Website and app data records:
□ □ □

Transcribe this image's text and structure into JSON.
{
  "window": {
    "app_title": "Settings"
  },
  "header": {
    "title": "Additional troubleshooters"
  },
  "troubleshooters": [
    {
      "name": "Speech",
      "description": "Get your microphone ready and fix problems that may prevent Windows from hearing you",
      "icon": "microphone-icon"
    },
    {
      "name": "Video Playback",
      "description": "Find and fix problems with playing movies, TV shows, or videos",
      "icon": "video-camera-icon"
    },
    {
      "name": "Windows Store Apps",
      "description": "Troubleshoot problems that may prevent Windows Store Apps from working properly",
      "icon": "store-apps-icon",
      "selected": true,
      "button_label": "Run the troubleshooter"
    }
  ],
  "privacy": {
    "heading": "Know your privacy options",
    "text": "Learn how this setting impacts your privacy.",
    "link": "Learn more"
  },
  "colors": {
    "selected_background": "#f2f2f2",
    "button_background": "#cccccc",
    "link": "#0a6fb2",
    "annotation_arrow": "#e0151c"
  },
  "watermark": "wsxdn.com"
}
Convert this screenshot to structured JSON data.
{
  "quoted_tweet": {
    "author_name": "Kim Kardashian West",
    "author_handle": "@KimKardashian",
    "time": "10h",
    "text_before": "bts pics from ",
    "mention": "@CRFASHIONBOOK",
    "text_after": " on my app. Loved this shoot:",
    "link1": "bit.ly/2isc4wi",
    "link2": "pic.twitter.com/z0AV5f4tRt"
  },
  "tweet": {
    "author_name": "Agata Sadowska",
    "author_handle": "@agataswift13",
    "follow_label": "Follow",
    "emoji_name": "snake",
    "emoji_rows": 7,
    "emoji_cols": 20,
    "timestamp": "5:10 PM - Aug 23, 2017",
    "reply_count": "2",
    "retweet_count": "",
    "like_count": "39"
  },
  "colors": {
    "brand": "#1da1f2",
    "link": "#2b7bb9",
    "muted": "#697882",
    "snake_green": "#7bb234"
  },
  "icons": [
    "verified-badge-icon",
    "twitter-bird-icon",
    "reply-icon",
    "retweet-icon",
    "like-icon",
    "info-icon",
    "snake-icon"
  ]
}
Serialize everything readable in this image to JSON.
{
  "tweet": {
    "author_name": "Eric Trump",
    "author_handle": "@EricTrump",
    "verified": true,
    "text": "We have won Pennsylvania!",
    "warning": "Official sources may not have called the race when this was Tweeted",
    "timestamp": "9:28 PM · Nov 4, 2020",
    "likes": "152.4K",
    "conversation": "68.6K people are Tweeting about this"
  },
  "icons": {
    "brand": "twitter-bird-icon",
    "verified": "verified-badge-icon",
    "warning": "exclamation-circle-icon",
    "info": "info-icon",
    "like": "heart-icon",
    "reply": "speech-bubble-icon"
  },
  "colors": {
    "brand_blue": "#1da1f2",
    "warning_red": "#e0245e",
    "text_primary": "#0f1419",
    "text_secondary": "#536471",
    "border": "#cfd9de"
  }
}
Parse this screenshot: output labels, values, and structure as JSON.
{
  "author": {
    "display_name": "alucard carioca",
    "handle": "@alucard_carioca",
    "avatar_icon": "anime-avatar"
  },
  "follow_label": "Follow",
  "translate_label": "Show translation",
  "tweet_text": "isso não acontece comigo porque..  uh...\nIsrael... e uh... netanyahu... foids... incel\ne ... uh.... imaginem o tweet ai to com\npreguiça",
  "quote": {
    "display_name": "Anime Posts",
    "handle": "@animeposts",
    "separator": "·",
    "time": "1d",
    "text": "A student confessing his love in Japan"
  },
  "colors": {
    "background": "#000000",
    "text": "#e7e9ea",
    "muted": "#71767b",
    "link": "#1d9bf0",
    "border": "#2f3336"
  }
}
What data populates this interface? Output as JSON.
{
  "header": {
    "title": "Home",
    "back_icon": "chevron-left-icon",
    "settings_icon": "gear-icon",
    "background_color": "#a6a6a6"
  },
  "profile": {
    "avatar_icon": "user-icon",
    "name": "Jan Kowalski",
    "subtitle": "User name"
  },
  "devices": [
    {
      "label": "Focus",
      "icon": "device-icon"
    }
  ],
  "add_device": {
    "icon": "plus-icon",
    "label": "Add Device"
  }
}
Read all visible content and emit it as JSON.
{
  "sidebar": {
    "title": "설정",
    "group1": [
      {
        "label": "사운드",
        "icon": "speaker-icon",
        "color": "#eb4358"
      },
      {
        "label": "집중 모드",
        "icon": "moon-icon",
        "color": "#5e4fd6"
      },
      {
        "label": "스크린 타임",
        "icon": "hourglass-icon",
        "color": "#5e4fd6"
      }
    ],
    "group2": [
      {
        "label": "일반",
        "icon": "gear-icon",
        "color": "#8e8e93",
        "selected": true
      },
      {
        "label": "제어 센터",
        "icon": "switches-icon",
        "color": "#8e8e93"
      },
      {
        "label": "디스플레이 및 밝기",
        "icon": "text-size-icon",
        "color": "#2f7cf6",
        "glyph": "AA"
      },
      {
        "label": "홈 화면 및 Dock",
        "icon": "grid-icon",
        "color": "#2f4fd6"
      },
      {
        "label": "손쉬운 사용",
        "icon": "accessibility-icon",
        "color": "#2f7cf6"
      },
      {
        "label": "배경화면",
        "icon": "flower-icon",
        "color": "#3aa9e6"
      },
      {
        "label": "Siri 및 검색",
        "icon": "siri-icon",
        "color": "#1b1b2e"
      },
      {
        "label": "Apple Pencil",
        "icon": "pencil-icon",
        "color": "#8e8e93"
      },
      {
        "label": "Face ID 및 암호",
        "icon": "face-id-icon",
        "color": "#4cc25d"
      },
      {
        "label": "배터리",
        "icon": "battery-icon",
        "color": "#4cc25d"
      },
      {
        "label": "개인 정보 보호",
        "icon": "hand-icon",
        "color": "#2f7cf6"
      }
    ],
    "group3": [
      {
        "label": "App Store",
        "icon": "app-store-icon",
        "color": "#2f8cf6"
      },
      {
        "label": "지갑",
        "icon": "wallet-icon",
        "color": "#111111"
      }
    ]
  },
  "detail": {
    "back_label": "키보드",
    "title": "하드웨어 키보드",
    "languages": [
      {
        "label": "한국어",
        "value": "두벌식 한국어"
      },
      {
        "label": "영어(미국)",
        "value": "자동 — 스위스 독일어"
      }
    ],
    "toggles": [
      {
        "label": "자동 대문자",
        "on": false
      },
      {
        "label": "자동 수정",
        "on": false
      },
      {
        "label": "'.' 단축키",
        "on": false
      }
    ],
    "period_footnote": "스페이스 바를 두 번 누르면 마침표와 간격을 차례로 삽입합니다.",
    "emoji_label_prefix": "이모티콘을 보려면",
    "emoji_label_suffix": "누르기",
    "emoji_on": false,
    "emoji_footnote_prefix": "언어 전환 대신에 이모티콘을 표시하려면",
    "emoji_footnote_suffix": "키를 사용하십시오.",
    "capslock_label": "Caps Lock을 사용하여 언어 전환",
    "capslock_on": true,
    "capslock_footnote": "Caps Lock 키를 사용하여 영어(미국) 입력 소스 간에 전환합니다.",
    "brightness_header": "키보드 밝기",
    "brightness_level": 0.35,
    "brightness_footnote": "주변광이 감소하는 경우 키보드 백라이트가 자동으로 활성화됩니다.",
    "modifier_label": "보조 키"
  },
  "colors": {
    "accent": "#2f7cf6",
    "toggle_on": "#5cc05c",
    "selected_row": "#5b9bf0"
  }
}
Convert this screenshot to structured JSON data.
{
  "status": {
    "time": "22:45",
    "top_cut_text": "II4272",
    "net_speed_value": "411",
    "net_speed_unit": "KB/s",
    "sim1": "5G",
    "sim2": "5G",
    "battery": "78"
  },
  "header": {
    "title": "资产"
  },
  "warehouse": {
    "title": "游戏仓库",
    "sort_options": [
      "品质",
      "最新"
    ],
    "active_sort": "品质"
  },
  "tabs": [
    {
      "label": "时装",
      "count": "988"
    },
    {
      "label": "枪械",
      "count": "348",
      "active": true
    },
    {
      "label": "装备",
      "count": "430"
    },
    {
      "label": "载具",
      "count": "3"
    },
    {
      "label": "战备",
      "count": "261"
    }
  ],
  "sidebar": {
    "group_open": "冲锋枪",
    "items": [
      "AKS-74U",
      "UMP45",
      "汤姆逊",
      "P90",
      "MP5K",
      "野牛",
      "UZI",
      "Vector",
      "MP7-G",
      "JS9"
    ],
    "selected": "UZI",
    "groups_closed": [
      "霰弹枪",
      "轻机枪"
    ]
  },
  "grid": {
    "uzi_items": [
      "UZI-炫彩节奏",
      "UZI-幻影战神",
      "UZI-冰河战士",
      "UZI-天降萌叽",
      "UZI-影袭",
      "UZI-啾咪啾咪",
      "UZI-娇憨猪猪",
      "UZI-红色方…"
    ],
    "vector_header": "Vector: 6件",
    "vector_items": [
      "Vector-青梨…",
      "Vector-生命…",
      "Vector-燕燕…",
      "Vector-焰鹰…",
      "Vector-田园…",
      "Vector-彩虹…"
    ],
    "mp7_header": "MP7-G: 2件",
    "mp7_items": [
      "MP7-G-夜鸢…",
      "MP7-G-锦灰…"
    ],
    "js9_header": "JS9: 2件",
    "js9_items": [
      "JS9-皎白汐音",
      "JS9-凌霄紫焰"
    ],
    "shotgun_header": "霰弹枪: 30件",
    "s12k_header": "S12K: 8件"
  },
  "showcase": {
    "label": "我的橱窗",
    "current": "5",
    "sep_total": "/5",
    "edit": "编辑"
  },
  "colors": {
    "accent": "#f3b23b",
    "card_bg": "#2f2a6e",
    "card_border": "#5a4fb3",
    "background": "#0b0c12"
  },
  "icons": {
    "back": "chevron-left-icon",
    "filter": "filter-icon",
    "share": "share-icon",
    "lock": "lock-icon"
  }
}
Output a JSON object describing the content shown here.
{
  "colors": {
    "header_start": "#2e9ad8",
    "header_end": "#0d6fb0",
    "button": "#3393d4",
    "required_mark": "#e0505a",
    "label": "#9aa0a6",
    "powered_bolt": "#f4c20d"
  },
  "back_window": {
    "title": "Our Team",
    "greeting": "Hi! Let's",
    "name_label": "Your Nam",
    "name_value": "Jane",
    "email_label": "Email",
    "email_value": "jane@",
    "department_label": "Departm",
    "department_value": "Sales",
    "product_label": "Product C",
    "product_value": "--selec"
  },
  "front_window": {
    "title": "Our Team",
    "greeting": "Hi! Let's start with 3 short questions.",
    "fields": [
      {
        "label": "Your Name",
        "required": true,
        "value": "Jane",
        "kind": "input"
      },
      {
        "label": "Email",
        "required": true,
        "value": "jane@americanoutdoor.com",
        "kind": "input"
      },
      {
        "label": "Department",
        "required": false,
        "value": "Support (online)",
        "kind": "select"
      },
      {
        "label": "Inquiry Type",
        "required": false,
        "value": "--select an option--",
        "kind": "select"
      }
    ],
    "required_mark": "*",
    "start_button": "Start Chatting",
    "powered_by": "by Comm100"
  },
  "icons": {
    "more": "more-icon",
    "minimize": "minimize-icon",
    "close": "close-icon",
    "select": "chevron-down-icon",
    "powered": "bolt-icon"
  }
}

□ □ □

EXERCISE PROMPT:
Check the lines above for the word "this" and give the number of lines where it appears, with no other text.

SOLUTION:
10